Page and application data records
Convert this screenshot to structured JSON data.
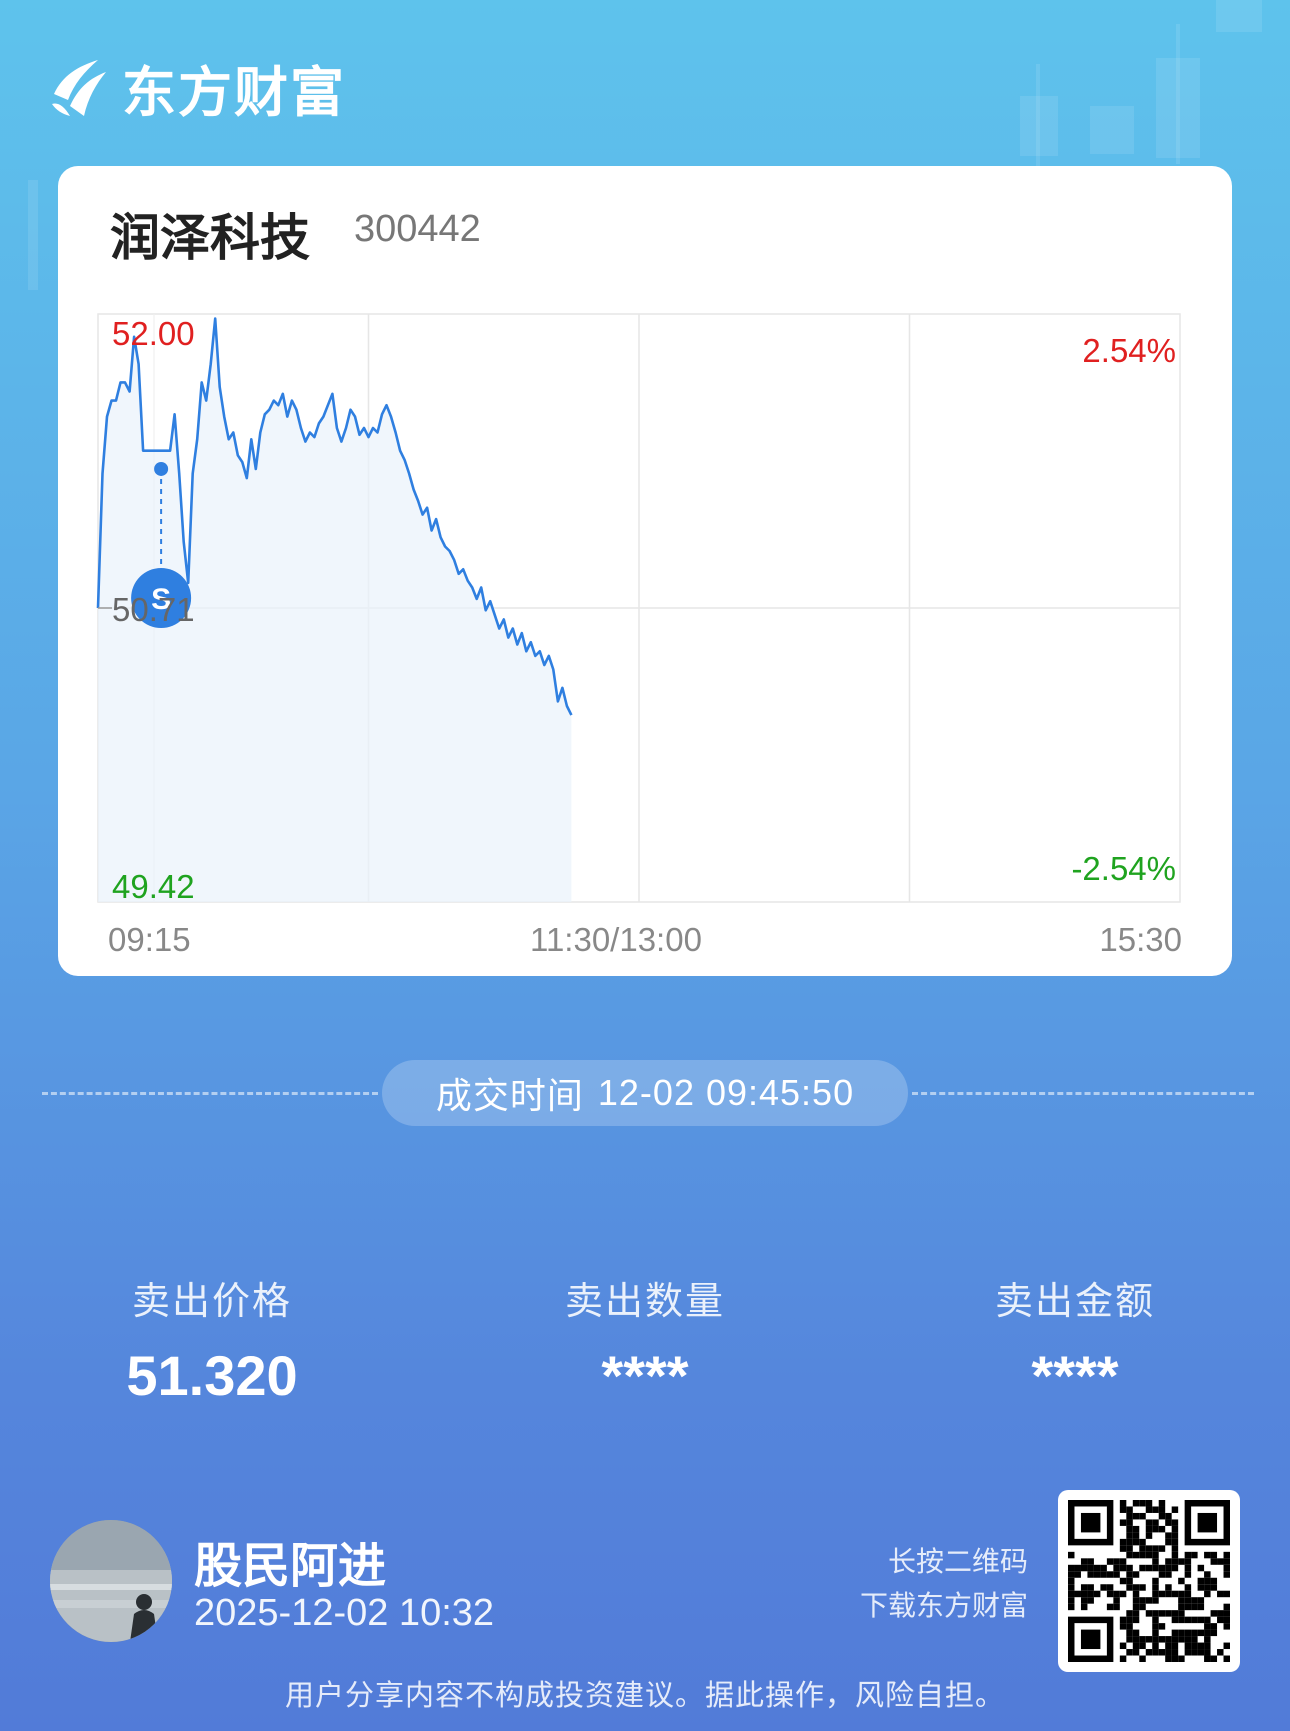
{
  "app": {
    "brand": "东方财富",
    "brand_mark": "dongfang-caifu-logo"
  },
  "stock": {
    "name": "润泽科技",
    "code": "300442"
  },
  "chart_data": {
    "type": "line",
    "y_labels": {
      "high": "52.00",
      "prev_close": "50.71",
      "low": "49.42"
    },
    "pct_labels": {
      "high": "2.54%",
      "low": "-2.54%"
    },
    "ylim": [
      49.42,
      52.0
    ],
    "x_labels": [
      "09:15",
      "11:30/13:00",
      "15:30"
    ],
    "grid": true,
    "marker": {
      "label": "S",
      "time_index": 14,
      "price": 51.32,
      "color": "#2f7fe0"
    },
    "line_color": "#2f7fe0",
    "up_color": "#e02020",
    "down_color": "#1fa31f",
    "series": [
      {
        "values": [
          50.71,
          51.3,
          51.55,
          51.62,
          51.62,
          51.7,
          51.7,
          51.66,
          51.9,
          51.78,
          51.4,
          51.4,
          51.4,
          51.4,
          51.4,
          51.4,
          51.4,
          51.56,
          51.3,
          51.0,
          50.82,
          51.3,
          51.45,
          51.7,
          51.62,
          51.78,
          51.98,
          51.68,
          51.55,
          51.45,
          51.48,
          51.38,
          51.35,
          51.28,
          51.45,
          51.32,
          51.48,
          51.56,
          51.58,
          51.62,
          51.6,
          51.65,
          51.55,
          51.62,
          51.58,
          51.5,
          51.44,
          51.48,
          51.46,
          51.52,
          51.55,
          51.6,
          51.65,
          51.5,
          51.44,
          51.5,
          51.58,
          51.55,
          51.47,
          51.5,
          51.46,
          51.5,
          51.48,
          51.56,
          51.6,
          51.55,
          51.48,
          51.4,
          51.36,
          51.3,
          51.23,
          51.18,
          51.12,
          51.15,
          51.05,
          51.1,
          51.02,
          50.98,
          50.96,
          50.92,
          50.86,
          50.88,
          50.83,
          50.8,
          50.75,
          50.8,
          50.7,
          50.74,
          50.68,
          50.62,
          50.66,
          50.58,
          50.62,
          50.55,
          50.6,
          50.52,
          50.56,
          50.5,
          50.52,
          50.46,
          50.5,
          50.44,
          50.3,
          50.36,
          50.28,
          50.24
        ]
      }
    ]
  },
  "trade": {
    "time_label": "成交时间",
    "time_value": "12-02 09:45:50",
    "price_label": "卖出价格",
    "price_value": "51.320",
    "qty_label": "卖出数量",
    "qty_value": "****",
    "amount_label": "卖出金额",
    "amount_value": "****"
  },
  "user": {
    "name": "股民阿进",
    "time": "2025-12-02 10:32"
  },
  "qr": {
    "hint_line1": "长按二维码",
    "hint_line2": "下载东方财富"
  },
  "footer": {
    "disclaimer": "用户分享内容不构成投资建议。据此操作，风险自担。"
  }
}
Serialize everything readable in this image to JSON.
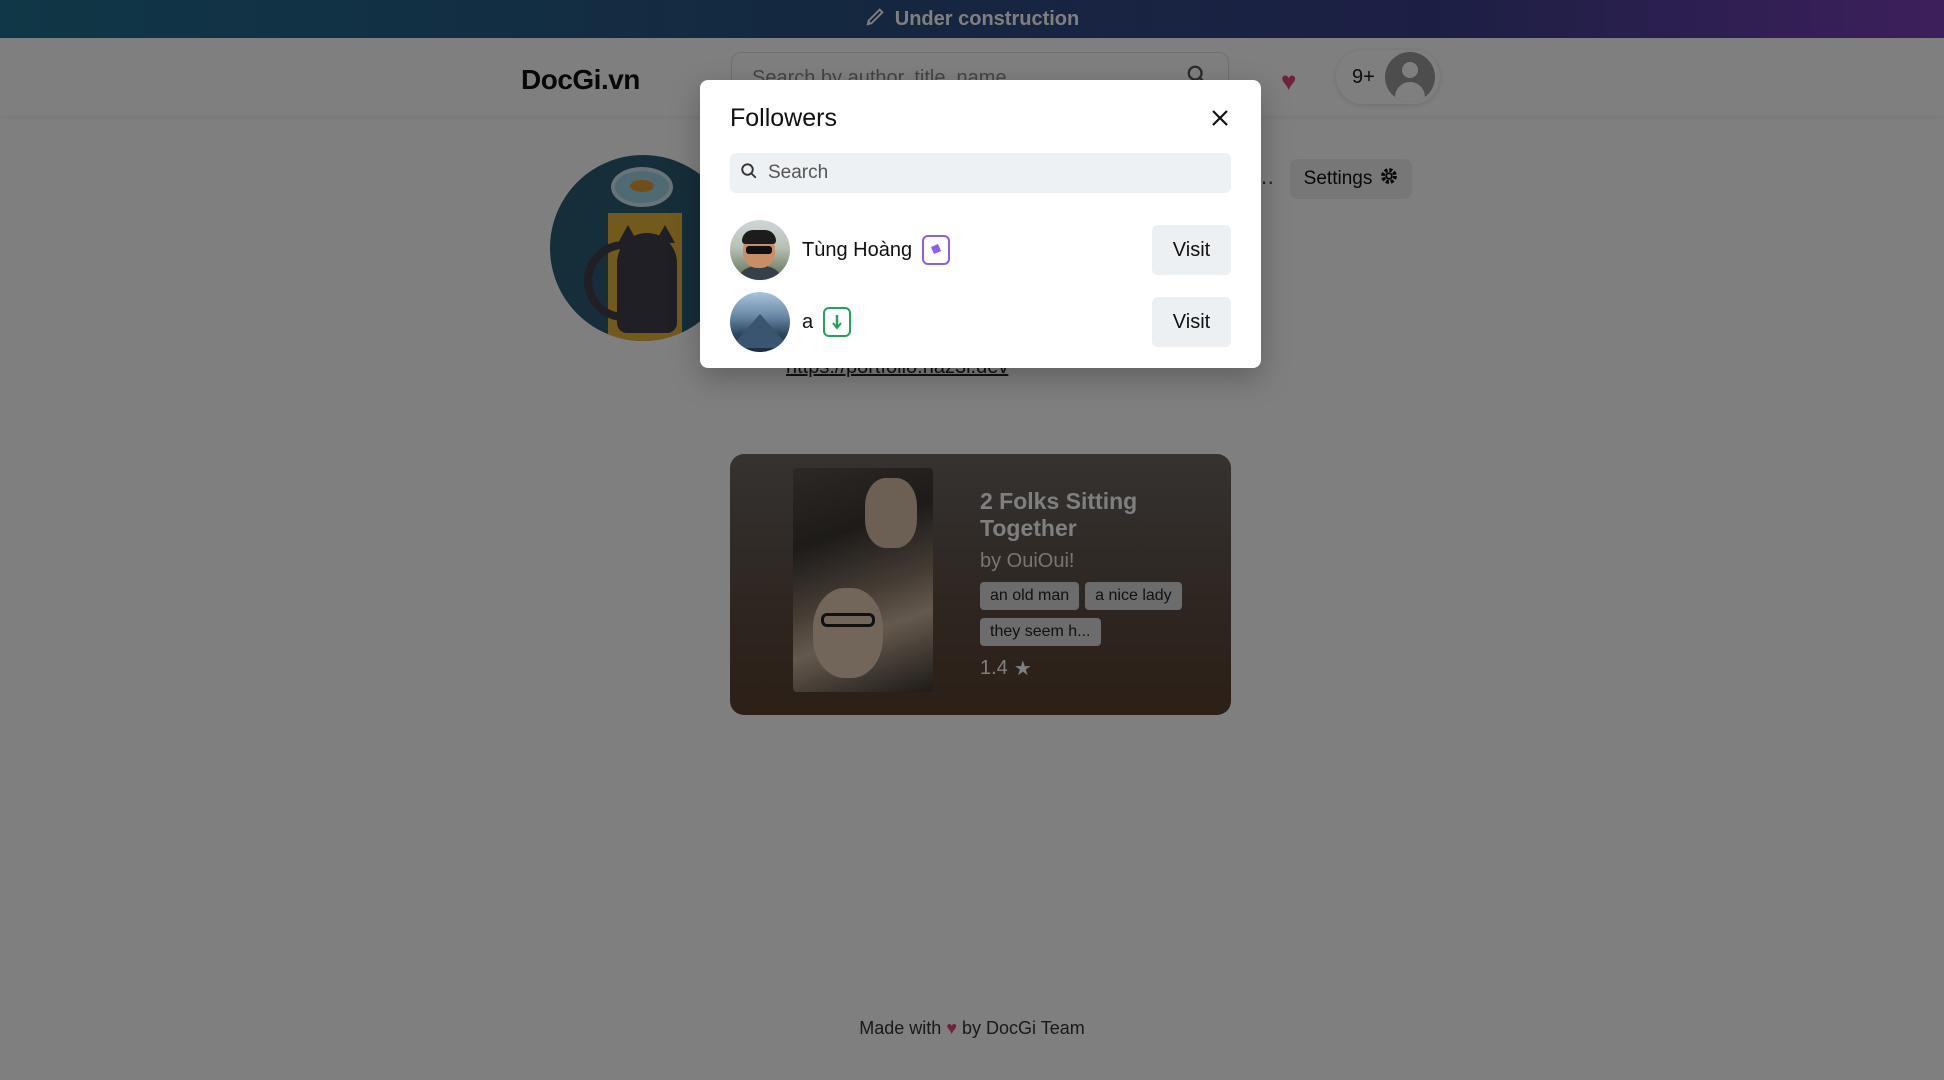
{
  "banner": {
    "text": "Under construction",
    "icon": "pencil-icon"
  },
  "header": {
    "logo": "DocGi.vn",
    "search_placeholder": "Search by author, title, name",
    "notification_count": "9+"
  },
  "profile": {
    "more_label": "⋯",
    "settings_label": "Settings",
    "link": "https://portfolio.haz3l.dev"
  },
  "book": {
    "title": "2 Folks Sitting Together",
    "author": "by OuiOui!",
    "tags": [
      "an old man",
      "a nice lady",
      "they seem h..."
    ],
    "rating": "1.4"
  },
  "footer": {
    "made_with": "Made with",
    "by": "by DocGi Team"
  },
  "modal": {
    "title": "Followers",
    "search_placeholder": "Search",
    "followers": [
      {
        "name": "Tùng Hoàng",
        "badge": "purple",
        "visit_label": "Visit"
      },
      {
        "name": "a",
        "badge": "green",
        "visit_label": "Visit"
      }
    ]
  },
  "colors": {
    "accent_heart": "#e0457a",
    "badge_purple": "#8b5cf6",
    "badge_green": "#22a35a"
  }
}
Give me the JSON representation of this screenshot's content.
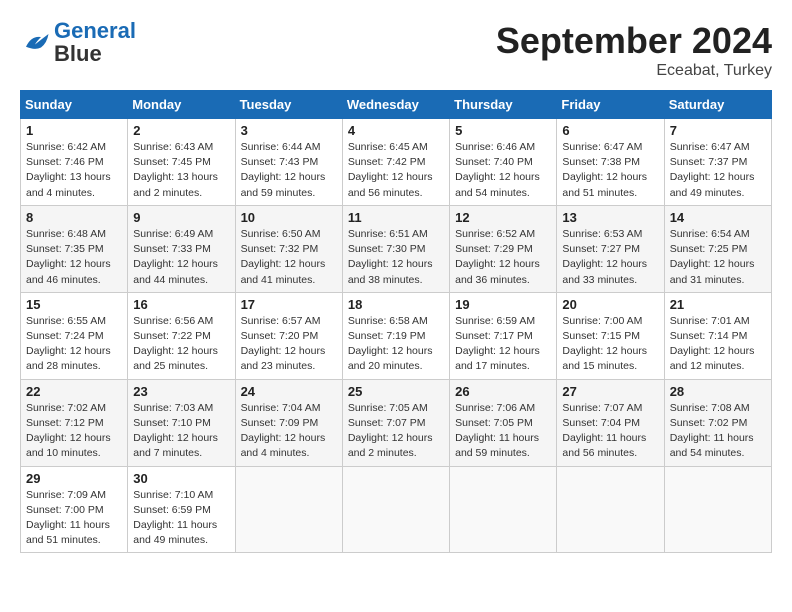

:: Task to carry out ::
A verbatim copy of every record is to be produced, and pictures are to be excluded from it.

:: Final answer ::
Convert this screenshot to structured JSON data.
{
  "app": {
    "brand": "东方财富",
    "brand_mark": "dongfang-caifu-logo"
  },
  "stock": {
    "name": "润泽科技",
    "code": "300442"
  },
  "chart_data": {
    "type": "line",
    "y_labels": {
      "high": "52.00",
      "prev_close": "50.71",
      "low": "49.42"
    },
    "pct_labels": {
      "high": "2.54%",
      "low": "-2.54%"
    },
    "ylim": [
      49.42,
      52.0
    ],
    "x_labels": [
      "09:15",
      "11:30/13:00",
      "15:30"
    ],
    "grid": true,
    "marker": {
      "label": "S",
      "time_index": 14,
      "price": 51.32,
      "color": "#2f7fe0"
    },
    "line_color": "#2f7fe0",
    "up_color": "#e02020",
    "down_color": "#1fa31f",
    "series": [
      {
        "values": [
          50.71,
          51.3,
          51.55,
          51.62,
          51.62,
          51.7,
          51.7,
          51.66,
          51.9,
          51.78,
          51.4,
          51.4,
          51.4,
          51.4,
          51.4,
          51.4,
          51.4,
          51.56,
          51.3,
          51.0,
          50.82,
          51.3,
          51.45,
          51.7,
          51.62,
          51.78,
          51.98,
          51.68,
          51.55,
          51.45,
          51.48,
          51.38,
          51.35,
          51.28,
          51.45,
          51.32,
          51.48,
          51.56,
          51.58,
          51.62,
          51.6,
          51.65,
          51.55,
          51.62,
          51.58,
          51.5,
          51.44,
          51.48,
          51.46,
          51.52,
          51.55,
          51.6,
          51.65,
          51.5,
          51.44,
          51.5,
          51.58,
          51.55,
          51.47,
          51.5,
          51.46,
          51.5,
          51.48,
          51.56,
          51.6,
          51.55,
          51.48,
          51.4,
          51.36,
          51.3,
          51.23,
          51.18,
          51.12,
          51.15,
          51.05,
          51.1,
          51.02,
          50.98,
          50.96,
          50.92,
          50.86,
          50.88,
          50.83,
          50.8,
          50.75,
          50.8,
          50.7,
          50.74,
          50.68,
          50.62,
          50.66,
          50.58,
          50.62,
          50.55,
          50.6,
          50.52,
          50.56,
          50.5,
          50.52,
          50.46,
          50.5,
          50.44,
          50.3,
          50.36,
          50.28,
          50.24
        ]
      }
    ]
  },
  "trade": {
    "time_label": "成交时间",
    "time_value": "12-02 09:45:50",
    "price_label": "卖出价格",
    "price_value": "51.320",
    "qty_label": "卖出数量",
    "qty_value": "****",
    "amount_label": "卖出金额",
    "amount_value": "****"
  },
  "user": {
    "name": "股民阿进",
    "time": "2025-12-02 10:32"
  },
  "qr": {
    "hint_line1": "长按二维码",
    "hint_line2": "下载东方财富"
  },
  "footer": {
    "disclaimer": "用户分享内容不构成投资建议。据此操作，风险自担。"
  }
}
Serialize everything readable in this image to JSON.
{
  "banner": {
    "text": "Under construction",
    "icon": "pencil-icon"
  },
  "header": {
    "logo": "DocGi.vn",
    "search_placeholder": "Search by author, title, name",
    "notification_count": "9+"
  },
  "profile": {
    "more_label": "⋯",
    "settings_label": "Settings",
    "link": "https://portfolio.haz3l.dev"
  },
  "book": {
    "title": "2 Folks Sitting Together",
    "author": "by OuiOui!",
    "tags": [
      "an old man",
      "a nice lady",
      "they seem h..."
    ],
    "rating": "1.4"
  },
  "footer": {
    "made_with": "Made with",
    "by": "by DocGi Team"
  },
  "modal": {
    "title": "Followers",
    "search_placeholder": "Search",
    "followers": [
      {
        "name": "Tùng Hoàng",
        "badge": "purple",
        "visit_label": "Visit"
      },
      {
        "name": "a",
        "badge": "green",
        "visit_label": "Visit"
      }
    ]
  },
  "colors": {
    "accent_heart": "#e0457a",
    "badge_purple": "#8b5cf6",
    "badge_green": "#22a35a"
  }
}
Give me the JSON representation of this screenshot's content.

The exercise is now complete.